Texas A&M: Researchers Developing Model To Predict Hypoglycemic Events
Over 30 million people in the United States have diabetes — approximately 10.5% of the country’s population — with 1.5 million new diagnoses made each year and an estimated annual cost exceeding $300 billion.
Because of the acute and severe consequences of hypoglycemia (low blood sugar), the fear of it often leads to less aggressive insulin therapy, ultimately increasing the long-term exposure of hyperglycemia (high blood sugar). In order to optimize the management of diabetes, the long-term risks associated with hyperglycemia must be balanced with the risks for hypoglycemia.
Madhav Erraguntla, associate professor of practice in the Wm Michael Barnes ’64 Department of Industrial and Systems Engineering, and Balakrishna Haridas, professor of practice in the Department of Biomedical Engineering, are working to develop a prediction model for hypoglycemic events that has a low false-alert rate, is highly sensitive and specific, and can be applied to new patients and to new time periods.
The main motivation for this research is to explore ways to further improve predictive performance of hypoglycemia to reduce the rate of false alarms.
“Early detection of impending hypoglycemic events based on continuous glucose monitoring (CGM) readings — with high sensitivity and specificity and low false alarm rates — can help patients with diabetes better manage hypoglycemia and their overall health,” Erraguntla said.
The accurate hypoglycemia alerts proposed by the team will allow patients to better manage diabetes by reducing the fear of hypoglycemia.
The research was performed on de-identified, retrospective data, i.e., data already in existence.
The research team obtained CGM datasets from 110 pediatric patients with Type 1 diabetes over the course of 30 to 90 days. The data was comprised of over 1.6 million CGM values under normal living conditions and analyzed using machine-learning algorithms.
Instead of focusing on all hypoglycemic events, the team focused on sustained hypoglycemic events, defined as glucose values less than 70 mg/deciliter, for at least 15 minutes. Focusing on persistent events rather than transient events led to better model performance.

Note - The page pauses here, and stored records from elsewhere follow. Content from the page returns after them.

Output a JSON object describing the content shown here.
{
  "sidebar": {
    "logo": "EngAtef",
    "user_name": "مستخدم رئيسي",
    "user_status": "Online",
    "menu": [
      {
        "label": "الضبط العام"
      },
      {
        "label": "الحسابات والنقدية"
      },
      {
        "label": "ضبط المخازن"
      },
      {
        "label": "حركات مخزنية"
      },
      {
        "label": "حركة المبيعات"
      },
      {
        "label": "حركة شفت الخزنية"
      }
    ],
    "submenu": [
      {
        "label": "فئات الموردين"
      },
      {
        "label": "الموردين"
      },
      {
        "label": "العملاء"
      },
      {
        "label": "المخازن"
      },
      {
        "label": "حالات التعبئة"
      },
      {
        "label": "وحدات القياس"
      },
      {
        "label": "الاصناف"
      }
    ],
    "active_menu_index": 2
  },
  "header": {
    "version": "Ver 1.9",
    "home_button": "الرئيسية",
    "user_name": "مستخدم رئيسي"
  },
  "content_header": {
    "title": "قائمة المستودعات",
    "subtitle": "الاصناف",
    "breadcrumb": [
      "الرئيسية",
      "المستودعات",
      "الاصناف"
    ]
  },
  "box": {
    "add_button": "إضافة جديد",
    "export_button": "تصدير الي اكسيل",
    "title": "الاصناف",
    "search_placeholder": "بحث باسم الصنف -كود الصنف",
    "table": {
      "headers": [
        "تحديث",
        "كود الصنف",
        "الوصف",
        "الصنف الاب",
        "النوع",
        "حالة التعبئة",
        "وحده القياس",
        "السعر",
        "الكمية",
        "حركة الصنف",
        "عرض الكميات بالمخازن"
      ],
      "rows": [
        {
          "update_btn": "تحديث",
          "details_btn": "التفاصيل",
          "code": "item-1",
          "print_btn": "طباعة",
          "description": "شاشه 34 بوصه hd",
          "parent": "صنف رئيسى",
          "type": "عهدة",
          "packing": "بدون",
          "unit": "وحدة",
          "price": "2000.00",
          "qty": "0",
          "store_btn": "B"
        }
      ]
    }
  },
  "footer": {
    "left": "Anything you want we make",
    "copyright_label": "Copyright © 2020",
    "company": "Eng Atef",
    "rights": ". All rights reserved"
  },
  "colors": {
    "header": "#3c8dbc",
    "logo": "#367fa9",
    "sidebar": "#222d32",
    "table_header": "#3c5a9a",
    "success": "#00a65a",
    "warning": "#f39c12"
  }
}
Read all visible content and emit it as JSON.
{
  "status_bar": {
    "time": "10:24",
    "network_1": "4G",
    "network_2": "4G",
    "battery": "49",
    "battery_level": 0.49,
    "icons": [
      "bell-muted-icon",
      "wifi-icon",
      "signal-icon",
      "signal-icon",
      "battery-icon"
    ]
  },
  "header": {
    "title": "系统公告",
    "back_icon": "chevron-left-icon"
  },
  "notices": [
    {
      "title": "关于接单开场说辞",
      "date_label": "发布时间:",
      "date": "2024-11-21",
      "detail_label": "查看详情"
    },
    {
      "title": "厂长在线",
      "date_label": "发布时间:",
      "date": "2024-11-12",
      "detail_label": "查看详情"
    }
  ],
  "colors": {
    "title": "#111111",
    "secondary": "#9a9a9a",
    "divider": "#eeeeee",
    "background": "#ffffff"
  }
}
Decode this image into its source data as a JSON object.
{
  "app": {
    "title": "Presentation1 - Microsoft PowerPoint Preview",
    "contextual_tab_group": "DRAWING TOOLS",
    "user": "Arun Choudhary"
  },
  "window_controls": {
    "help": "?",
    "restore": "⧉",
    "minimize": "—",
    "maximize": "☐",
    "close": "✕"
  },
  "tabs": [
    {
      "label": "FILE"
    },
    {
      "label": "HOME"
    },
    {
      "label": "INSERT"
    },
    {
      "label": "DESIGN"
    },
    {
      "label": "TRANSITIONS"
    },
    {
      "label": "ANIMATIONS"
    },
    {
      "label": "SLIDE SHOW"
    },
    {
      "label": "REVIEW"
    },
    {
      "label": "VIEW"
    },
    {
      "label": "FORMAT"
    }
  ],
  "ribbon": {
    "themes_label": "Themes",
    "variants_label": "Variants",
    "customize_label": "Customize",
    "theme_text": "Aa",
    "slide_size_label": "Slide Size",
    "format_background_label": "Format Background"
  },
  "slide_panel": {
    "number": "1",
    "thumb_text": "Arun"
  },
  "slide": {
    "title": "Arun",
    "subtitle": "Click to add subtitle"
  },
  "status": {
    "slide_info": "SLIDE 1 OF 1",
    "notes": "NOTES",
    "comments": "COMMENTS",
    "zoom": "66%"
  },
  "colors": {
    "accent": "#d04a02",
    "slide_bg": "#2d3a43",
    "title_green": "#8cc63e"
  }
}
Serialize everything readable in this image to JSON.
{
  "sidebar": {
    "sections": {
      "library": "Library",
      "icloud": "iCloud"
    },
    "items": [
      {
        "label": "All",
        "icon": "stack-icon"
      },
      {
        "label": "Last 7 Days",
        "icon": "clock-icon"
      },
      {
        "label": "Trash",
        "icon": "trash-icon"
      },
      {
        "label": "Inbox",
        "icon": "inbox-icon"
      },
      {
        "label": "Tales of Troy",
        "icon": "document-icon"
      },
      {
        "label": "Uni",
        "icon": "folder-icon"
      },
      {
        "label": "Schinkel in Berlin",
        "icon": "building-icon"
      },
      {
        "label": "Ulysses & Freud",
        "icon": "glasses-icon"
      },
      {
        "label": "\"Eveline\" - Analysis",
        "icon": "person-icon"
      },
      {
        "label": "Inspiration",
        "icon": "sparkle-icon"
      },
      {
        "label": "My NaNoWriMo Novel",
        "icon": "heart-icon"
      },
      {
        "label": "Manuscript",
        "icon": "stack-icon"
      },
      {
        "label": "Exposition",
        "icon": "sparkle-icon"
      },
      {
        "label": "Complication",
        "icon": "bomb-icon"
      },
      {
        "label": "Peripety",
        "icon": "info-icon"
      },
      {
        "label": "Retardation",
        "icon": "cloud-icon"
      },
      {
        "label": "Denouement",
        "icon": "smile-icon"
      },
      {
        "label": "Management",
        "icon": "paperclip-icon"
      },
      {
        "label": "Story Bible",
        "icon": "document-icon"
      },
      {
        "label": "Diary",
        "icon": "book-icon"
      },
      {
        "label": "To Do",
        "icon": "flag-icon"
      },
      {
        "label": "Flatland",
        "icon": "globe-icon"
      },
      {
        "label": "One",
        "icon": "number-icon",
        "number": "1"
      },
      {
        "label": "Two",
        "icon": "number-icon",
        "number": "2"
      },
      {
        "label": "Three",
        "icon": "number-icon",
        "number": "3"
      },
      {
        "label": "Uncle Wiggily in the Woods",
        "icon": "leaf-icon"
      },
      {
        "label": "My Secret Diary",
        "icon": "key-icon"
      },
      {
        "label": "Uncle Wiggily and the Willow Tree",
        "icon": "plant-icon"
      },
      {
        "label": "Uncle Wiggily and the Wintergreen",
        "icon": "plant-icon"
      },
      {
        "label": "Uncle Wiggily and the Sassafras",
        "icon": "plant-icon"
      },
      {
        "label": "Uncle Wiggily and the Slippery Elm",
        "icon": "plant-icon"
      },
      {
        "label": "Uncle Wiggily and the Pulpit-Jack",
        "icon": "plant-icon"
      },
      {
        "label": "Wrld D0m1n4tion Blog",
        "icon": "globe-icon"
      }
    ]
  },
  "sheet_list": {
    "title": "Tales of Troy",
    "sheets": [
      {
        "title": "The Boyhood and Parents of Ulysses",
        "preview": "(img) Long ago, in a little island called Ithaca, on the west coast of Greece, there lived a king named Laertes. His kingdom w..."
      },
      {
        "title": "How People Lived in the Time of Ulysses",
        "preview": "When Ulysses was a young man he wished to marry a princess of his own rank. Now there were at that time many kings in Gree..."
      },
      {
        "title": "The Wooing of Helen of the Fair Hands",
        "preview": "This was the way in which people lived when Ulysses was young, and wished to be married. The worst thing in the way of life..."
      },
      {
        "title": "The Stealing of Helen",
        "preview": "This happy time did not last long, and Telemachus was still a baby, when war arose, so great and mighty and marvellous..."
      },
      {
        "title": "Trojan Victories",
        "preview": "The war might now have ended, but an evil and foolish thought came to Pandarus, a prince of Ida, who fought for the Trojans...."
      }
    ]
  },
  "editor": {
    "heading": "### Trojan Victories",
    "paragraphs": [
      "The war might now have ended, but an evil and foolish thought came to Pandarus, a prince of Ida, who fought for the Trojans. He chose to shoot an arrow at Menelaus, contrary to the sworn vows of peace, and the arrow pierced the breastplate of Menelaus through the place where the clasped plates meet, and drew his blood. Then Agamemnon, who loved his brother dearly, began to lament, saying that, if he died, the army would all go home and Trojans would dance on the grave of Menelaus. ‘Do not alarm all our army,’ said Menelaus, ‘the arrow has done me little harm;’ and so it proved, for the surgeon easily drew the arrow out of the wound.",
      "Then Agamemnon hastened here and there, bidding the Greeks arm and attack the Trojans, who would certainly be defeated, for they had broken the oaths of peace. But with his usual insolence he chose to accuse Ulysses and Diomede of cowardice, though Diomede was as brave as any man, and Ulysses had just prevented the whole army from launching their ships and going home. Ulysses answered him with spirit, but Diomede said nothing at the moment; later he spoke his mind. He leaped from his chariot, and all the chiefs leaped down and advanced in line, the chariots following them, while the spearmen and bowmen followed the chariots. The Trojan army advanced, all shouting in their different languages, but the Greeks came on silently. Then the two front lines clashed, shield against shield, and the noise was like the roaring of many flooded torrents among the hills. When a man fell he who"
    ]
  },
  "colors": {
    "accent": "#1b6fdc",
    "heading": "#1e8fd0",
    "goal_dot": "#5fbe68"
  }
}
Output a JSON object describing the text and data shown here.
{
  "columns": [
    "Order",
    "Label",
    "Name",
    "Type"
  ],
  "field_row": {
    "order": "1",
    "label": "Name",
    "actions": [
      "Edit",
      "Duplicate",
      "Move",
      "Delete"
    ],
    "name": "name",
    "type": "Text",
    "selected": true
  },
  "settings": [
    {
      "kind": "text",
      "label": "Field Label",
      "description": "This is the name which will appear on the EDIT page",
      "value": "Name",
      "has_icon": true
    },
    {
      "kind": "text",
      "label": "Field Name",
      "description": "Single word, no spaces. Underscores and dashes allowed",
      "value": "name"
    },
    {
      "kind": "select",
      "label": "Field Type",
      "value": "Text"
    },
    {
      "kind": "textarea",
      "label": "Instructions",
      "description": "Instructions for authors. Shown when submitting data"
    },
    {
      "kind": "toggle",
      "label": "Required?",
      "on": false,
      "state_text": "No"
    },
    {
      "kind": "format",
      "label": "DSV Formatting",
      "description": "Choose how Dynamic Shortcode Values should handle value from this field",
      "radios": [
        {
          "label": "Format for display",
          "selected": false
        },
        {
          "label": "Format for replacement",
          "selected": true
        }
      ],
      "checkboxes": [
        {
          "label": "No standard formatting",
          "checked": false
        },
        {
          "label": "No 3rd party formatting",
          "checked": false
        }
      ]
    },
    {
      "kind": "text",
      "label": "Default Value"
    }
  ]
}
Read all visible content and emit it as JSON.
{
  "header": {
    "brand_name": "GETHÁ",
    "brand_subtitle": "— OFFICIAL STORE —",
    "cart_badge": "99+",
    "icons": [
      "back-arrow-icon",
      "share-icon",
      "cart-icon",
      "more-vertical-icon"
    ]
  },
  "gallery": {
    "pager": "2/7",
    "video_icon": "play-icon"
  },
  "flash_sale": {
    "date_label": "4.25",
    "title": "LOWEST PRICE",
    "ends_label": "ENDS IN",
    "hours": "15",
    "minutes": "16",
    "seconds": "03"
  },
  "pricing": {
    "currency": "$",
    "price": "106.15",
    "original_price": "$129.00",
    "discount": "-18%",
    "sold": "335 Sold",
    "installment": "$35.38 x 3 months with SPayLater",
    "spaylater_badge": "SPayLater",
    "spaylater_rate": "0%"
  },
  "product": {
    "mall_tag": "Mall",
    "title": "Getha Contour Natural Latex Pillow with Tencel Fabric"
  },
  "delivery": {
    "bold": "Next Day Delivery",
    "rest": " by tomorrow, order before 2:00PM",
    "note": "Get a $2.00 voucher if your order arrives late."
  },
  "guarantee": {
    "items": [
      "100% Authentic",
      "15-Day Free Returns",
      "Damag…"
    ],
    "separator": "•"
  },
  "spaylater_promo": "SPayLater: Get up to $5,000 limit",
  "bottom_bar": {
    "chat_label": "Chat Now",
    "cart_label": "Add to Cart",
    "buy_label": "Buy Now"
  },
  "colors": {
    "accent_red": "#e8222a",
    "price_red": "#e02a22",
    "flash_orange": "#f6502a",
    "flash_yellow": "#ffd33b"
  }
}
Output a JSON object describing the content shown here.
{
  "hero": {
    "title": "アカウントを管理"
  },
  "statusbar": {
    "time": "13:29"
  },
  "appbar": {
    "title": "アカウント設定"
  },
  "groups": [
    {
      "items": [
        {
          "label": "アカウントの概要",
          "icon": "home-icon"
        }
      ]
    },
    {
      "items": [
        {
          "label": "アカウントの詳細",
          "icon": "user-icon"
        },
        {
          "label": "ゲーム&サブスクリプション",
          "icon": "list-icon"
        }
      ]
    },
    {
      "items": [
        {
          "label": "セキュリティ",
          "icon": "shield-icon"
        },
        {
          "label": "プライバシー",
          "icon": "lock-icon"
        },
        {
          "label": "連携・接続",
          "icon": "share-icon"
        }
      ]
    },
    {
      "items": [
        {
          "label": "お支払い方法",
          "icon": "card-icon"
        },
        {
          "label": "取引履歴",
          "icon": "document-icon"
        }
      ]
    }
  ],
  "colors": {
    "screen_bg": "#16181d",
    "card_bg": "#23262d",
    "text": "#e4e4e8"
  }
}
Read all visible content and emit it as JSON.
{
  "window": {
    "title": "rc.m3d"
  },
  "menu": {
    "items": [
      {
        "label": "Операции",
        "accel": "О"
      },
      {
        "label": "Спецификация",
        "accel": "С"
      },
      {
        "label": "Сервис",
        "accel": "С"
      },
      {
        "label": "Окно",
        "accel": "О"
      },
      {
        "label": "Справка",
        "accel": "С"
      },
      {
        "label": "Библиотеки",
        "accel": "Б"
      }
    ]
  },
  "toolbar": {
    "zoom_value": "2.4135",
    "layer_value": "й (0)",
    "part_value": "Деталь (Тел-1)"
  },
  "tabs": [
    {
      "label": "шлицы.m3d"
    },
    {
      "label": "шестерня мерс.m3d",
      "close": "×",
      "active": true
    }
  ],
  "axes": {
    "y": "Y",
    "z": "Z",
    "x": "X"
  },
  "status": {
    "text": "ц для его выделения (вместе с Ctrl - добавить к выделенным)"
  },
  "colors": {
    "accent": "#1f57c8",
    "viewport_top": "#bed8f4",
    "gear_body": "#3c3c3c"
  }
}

In prior research, the team developed a machine learning algorithm that detects hypoglycemia 30 minutes in advance using CGM readings. The team was able to achieve sensitivity (true positive rate) and specificity rates (true negative rate) of more than 90% accuracy. However, due to a small number of hypoglycemic events compared with non-hypoglycemic events, even this relatively high sensitivity and specificity can lead to false-alert rates of around 80%, which can result in patients taking unnecessary actions to avoid hypoglycemia.
Improving specificity in such highly imbalanced situations will reduce the false-alert rate and therefore improve user experience and trust in the alerts.
The machine-learning model ultimately developed accurately predicted, sustained events with more than 97% sensitivity and specificity for time frames of both 30 and 60 minutes into the future. The false-alert rate was kept to less than 25%, compared to around 80% when focused on all hypoglycemic events. In other words, only one out of four alerts are potentially false, compared to four out of five alerts being false before.
An additional benefit is that while the model focused on sustained hypoglycemic events, more than 61% of the transient hypoglycemic events are still detected as false positives by the model.
“The results of this research take us one more step closer to effectively managing diabetes and the huge burden it places on our health care,” Erraguntla said.